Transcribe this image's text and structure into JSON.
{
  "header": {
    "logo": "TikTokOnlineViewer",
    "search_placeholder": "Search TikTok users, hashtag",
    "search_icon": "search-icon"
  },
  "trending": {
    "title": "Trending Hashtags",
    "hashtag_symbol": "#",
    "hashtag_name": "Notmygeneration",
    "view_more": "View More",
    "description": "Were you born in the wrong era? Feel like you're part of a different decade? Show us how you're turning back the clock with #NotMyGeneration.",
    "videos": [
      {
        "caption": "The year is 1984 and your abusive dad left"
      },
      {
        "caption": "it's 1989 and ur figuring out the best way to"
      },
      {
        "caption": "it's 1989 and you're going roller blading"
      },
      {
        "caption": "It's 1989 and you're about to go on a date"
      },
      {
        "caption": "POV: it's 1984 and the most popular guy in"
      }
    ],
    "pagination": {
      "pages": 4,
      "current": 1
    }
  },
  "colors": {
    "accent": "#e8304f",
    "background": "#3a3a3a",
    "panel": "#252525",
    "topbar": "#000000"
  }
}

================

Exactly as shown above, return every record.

> [REPLY TO THE EXERCISE]:
Transcribe this image's text and structure into JSON.
{
  "header": {
    "logo": "TikTokOnlineViewer",
    "search_placeholder": "Search TikTok users, hashtag",
    "search_icon": "search-icon"
  },
  "trending": {
    "title": "Trending Hashtags",
    "hashtag_symbol": "#",
    "hashtag_name": "Notmygeneration",
    "view_more": "View More",
    "description": "Were you born in the wrong era? Feel like you're part of a different decade? Show us how you're turning back the clock with #NotMyGeneration.",
    "videos": [
      {
        "caption": "The year is 1984 and your abusive dad left"
      },
      {
        "caption": "it's 1989 and ur figuring out the best way to"
      },
      {
        "caption": "it's 1989 and you're going roller blading"
      },
      {
        "caption": "It's 1989 and you're about to go on a date"
      },
      {
        "caption": "POV: it's 1984 and the most popular guy in"
      }
    ],
    "pagination": {
      "pages": 4,
      "current": 1
    }
  },
  "colors": {
    "accent": "#e8304f",
    "background": "#3a3a3a",
    "panel": "#252525",
    "topbar": "#000000"
  }
}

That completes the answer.